Segment Start: Dataset
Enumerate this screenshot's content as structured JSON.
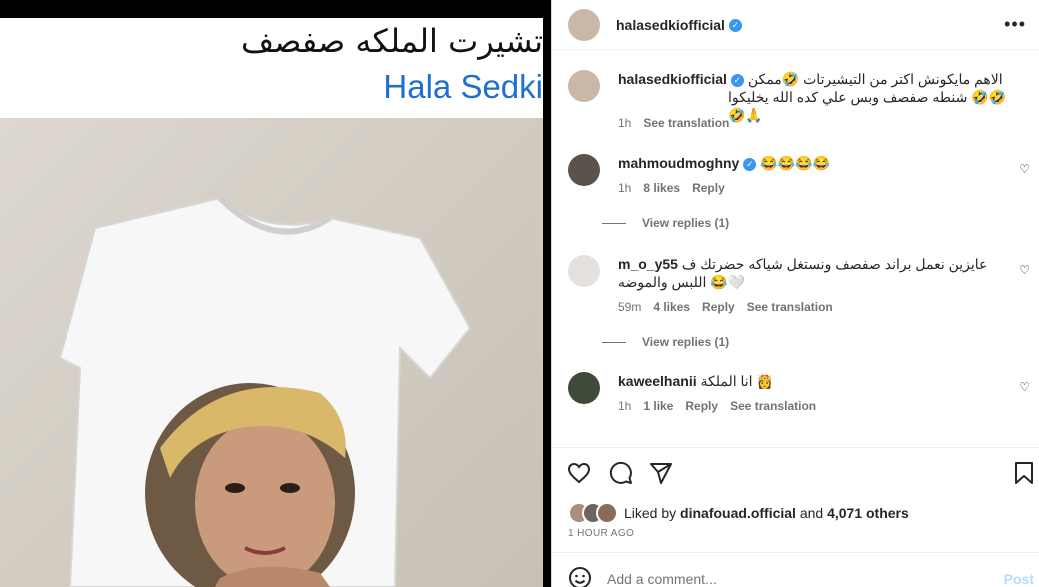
{
  "media": {
    "title_ar": "تشيرت الملكه صفصف",
    "title_en": "Hala Sedki"
  },
  "post": {
    "author": "halasedkiofficial",
    "caption_ar_1": "الاهم مايكونش اكتر من التيشيرتات 🤣ممكن",
    "caption_ar_2": "شنطه صفصف وبس علي كده الله يخليكوا 🤣🤣🤣🙏",
    "caption_time": "1h",
    "see_translation": "See translation"
  },
  "comments": [
    {
      "user": "mahmoudmoghny",
      "verified": true,
      "text": "😂😂😂😂",
      "time": "1h",
      "likes": "8 likes",
      "reply": "Reply",
      "translation": "",
      "view_replies": "View replies (1)"
    },
    {
      "user": "m_o_y55",
      "verified": false,
      "text": "عايزين نعمل براند صفصف ونستغل شياكه حضرتك ف",
      "text2": "اللبس والموضه 😂🤍",
      "time": "59m",
      "likes": "4 likes",
      "reply": "Reply",
      "translation": "See translation",
      "view_replies": "View replies (1)"
    },
    {
      "user": "kaweelhanii",
      "verified": false,
      "text": "انا الملكة 👸",
      "time": "1h",
      "likes": "1 like",
      "reply": "Reply",
      "translation": "See translation",
      "view_replies": ""
    }
  ],
  "likes": {
    "prefix": "Liked by",
    "user": "dinafouad.official",
    "and": "and",
    "count": "4,071 others"
  },
  "time_ago": "1 HOUR AGO",
  "add_comment": {
    "placeholder": "Add a comment...",
    "post_label": "Post"
  },
  "colors": {
    "accent": "#3897f0",
    "link": "#1f6fd1",
    "post_disabled": "#b2dffc"
  },
  "icons": [
    "more-icon",
    "verified-icon",
    "heart-icon",
    "comment-icon",
    "share-icon",
    "bookmark-icon",
    "emoji-icon"
  ]
}
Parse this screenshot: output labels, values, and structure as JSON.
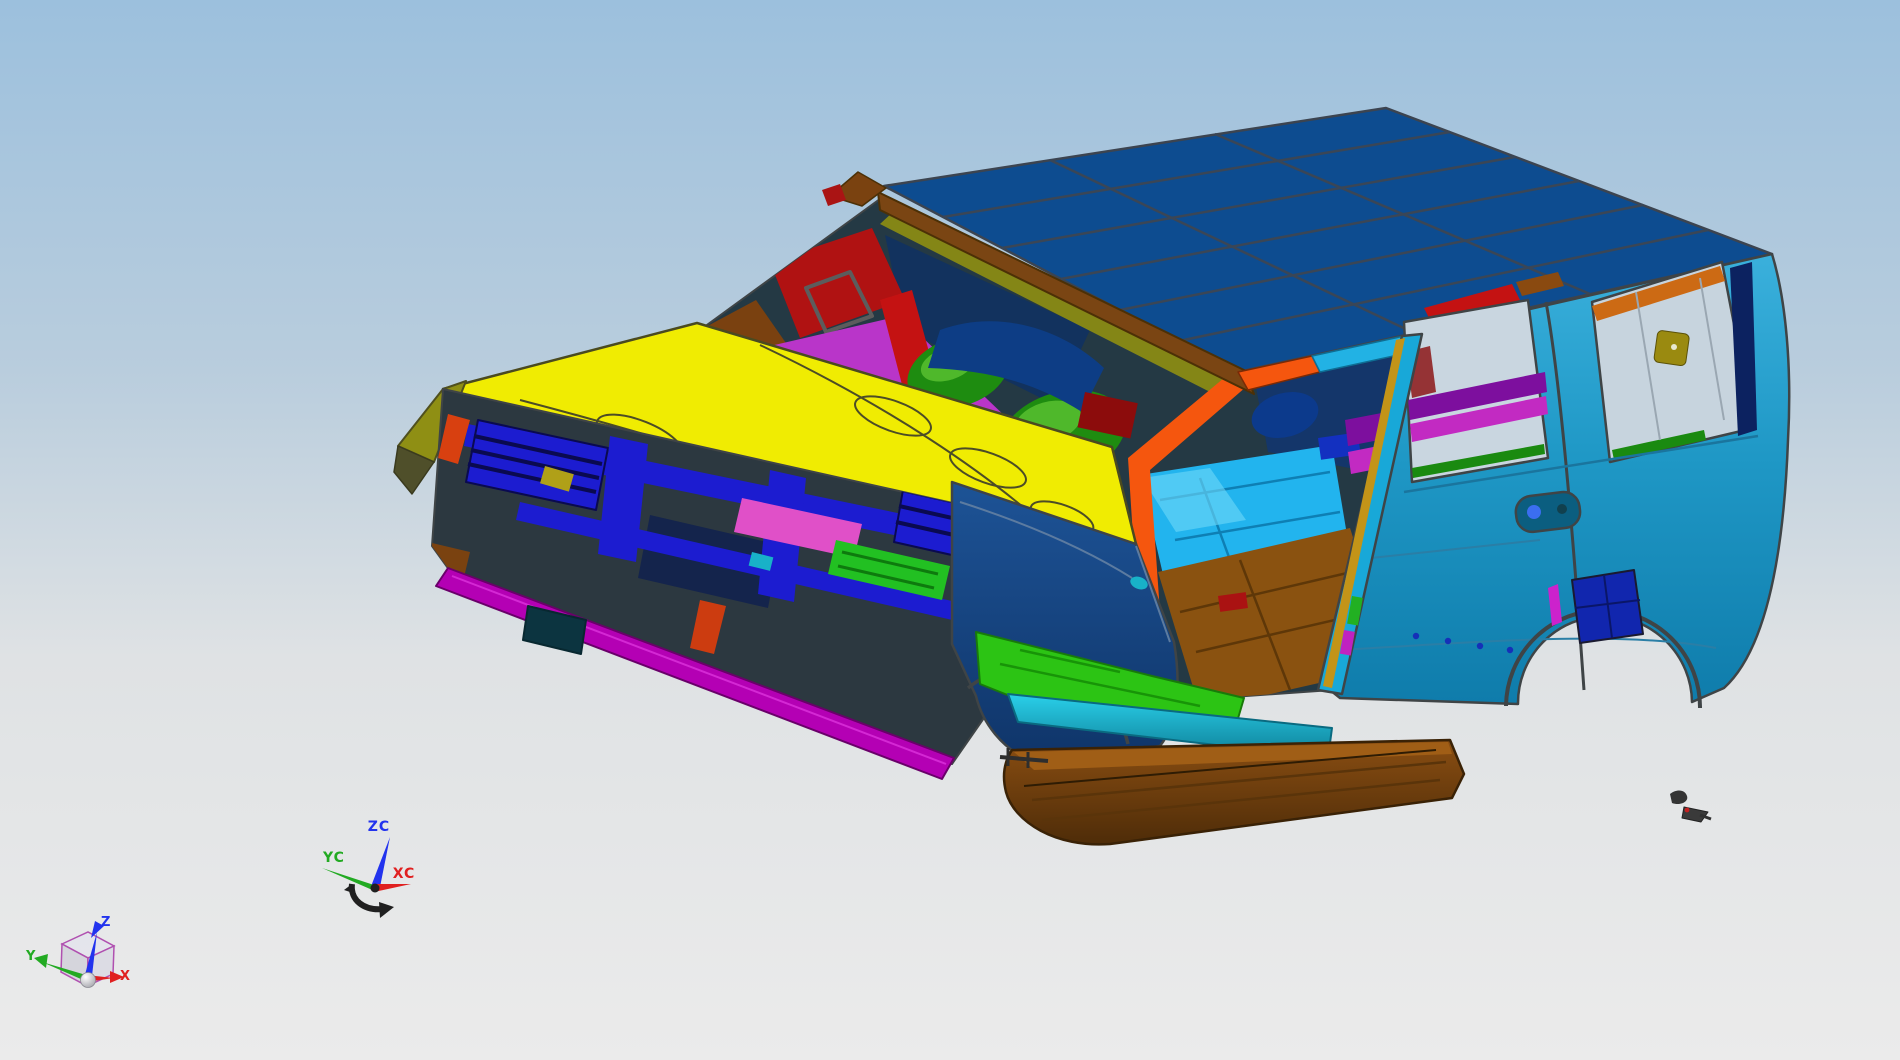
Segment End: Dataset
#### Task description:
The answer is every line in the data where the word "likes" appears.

#### Reply to the exercise:
      "likes": "8 likes",
      "likes": "4 likes",
      "likes": "1 like",
  "likes": {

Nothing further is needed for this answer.